Your task
Count the lines of the records below that hold the word "property", and give only the number.

(Records from a data collection)
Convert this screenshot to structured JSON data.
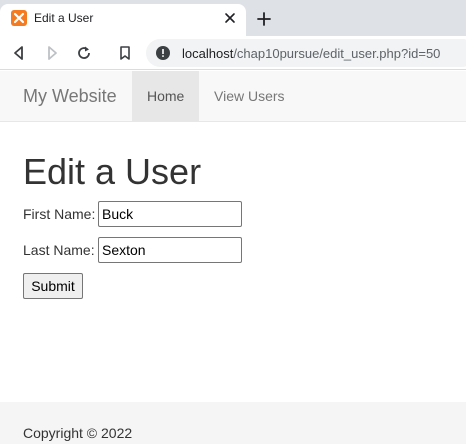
{
  "browser": {
    "tab_title": "Edit a User",
    "url_host": "localhost",
    "url_path": "/chap10pursue/edit_user.php?id=50"
  },
  "site": {
    "brand": "My Website",
    "nav": [
      {
        "label": "Home",
        "active": true
      },
      {
        "label": "View Users",
        "active": false
      }
    ]
  },
  "form": {
    "title": "Edit a User",
    "first_name_label": "First Name:",
    "first_name_value": "Buck",
    "last_name_label": "Last Name:",
    "last_name_value": "Sexton",
    "submit_label": "Submit"
  },
  "footer": {
    "text": "Copyright © 2022"
  },
  "colors": {
    "favicon": "#f47b20",
    "navbar_bg": "#f8f8f8",
    "nav_active_bg": "#e7e7e7",
    "footer_bg": "#f5f5f5"
  }
}
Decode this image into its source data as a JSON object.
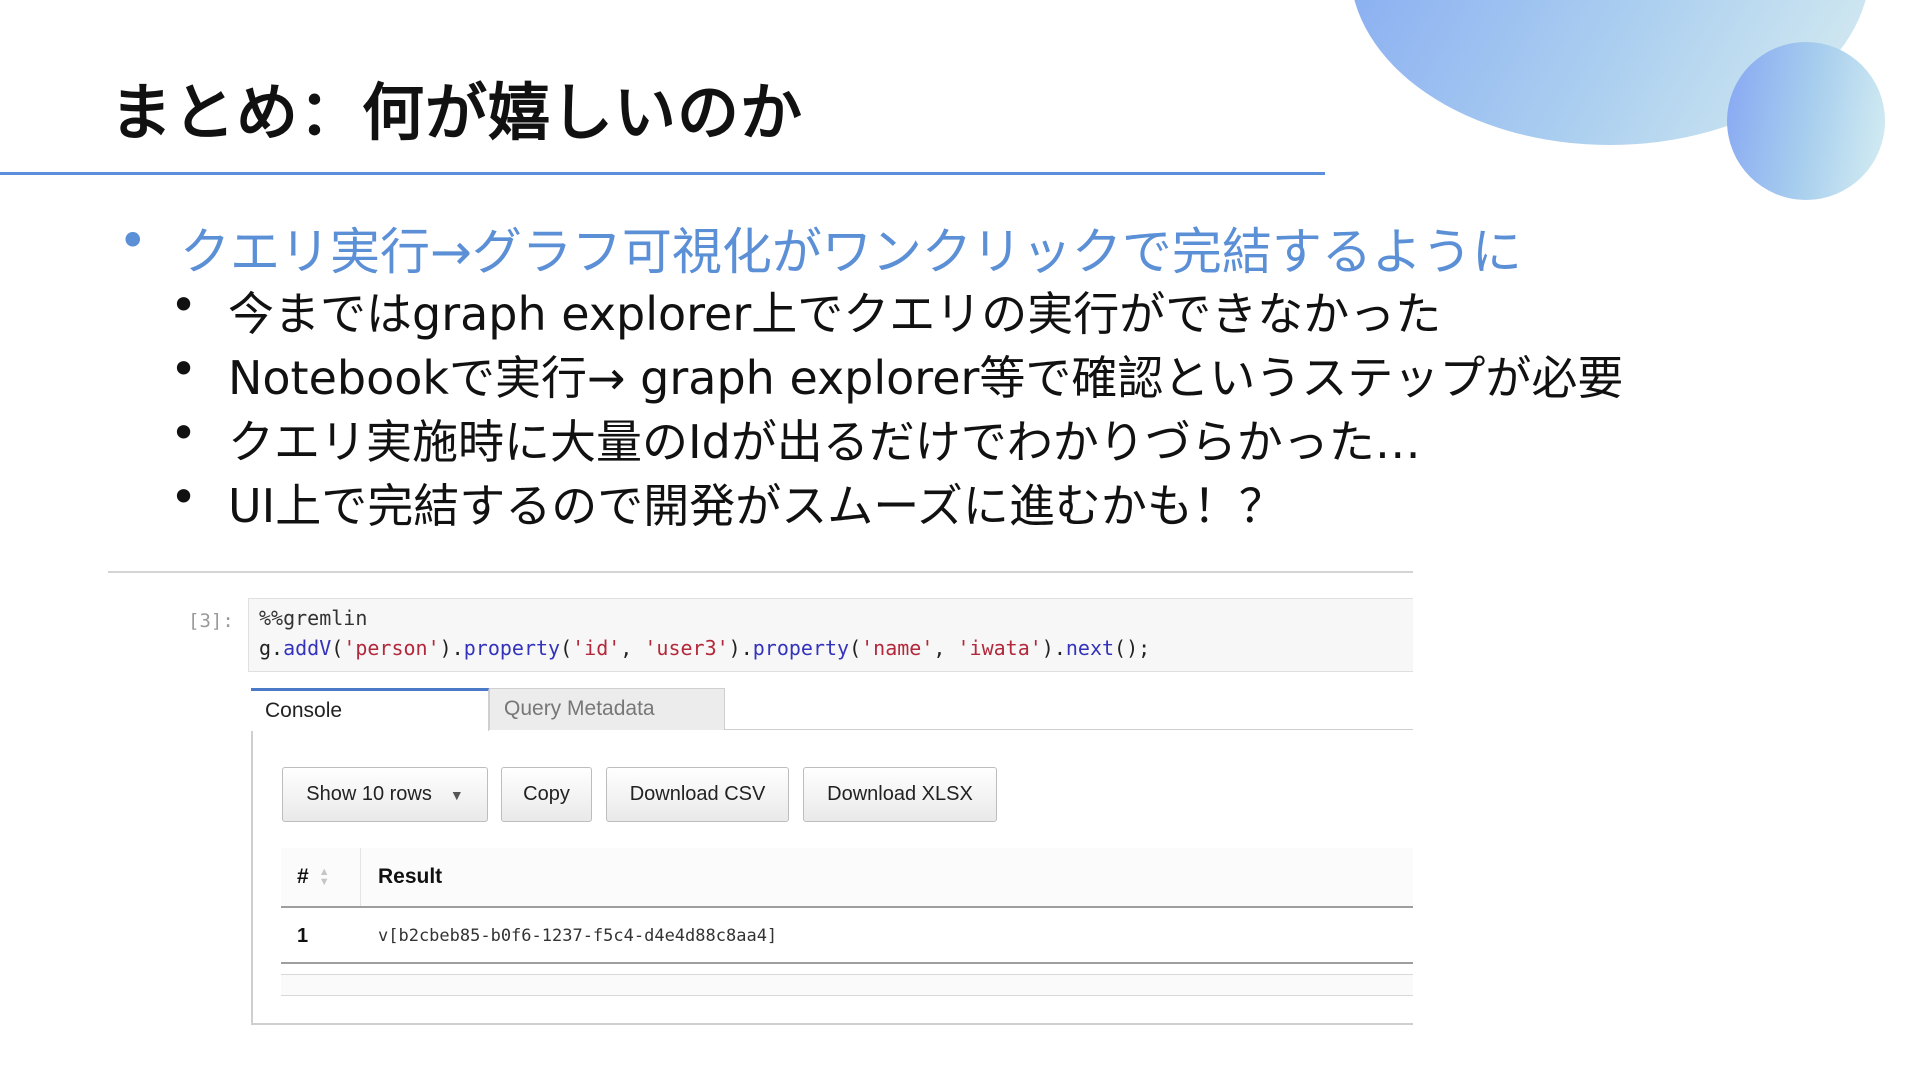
{
  "slide": {
    "title": "まとめ：何が嬉しいのか",
    "bullet_main": "クエリ実行→グラフ可視化がワンクリックで完結するように",
    "bullet_symbol": "•",
    "sub_bullets": [
      "今まではgraph explorer上でクエリの実行ができなかった",
      "Notebookで実行→ graph explorer等で確認というステップが必要",
      "クエリ実施時に大量のIdが出るだけでわかりづらかった…",
      "UI上で完結するので開発がスムーズに進むかも！？"
    ]
  },
  "notebook": {
    "prompt": "[3]:",
    "code": {
      "magic": "%%gremlin",
      "l2_g": "g.",
      "l2_addV": "addV",
      "l2_p1": "(",
      "l2_s1": "'person'",
      "l2_p2": ").",
      "l2_prop1": "property",
      "l2_p3": "(",
      "l2_s2": "'id'",
      "l2_p4": ", ",
      "l2_s3": "'user3'",
      "l2_p5": ").",
      "l2_prop2": "property",
      "l2_p6": "(",
      "l2_s4": "'name'",
      "l2_p7": ", ",
      "l2_s5": "'iwata'",
      "l2_p8": ").",
      "l2_next": "next",
      "l2_p9": "();"
    },
    "tabs": [
      {
        "label": "Console"
      },
      {
        "label": "Query Metadata"
      }
    ],
    "buttons": {
      "show_rows": "Show 10 rows",
      "caret": "▼",
      "copy": "Copy",
      "download_csv": "Download CSV",
      "download_xlsx": "Download XLSX"
    },
    "table": {
      "headers": [
        "#",
        "Result"
      ],
      "rows": [
        {
          "num": "1",
          "result": "v[b2cbeb85-b0f6-1237-f5c4-d4e4d88c8aa4]"
        }
      ]
    }
  }
}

Response area
2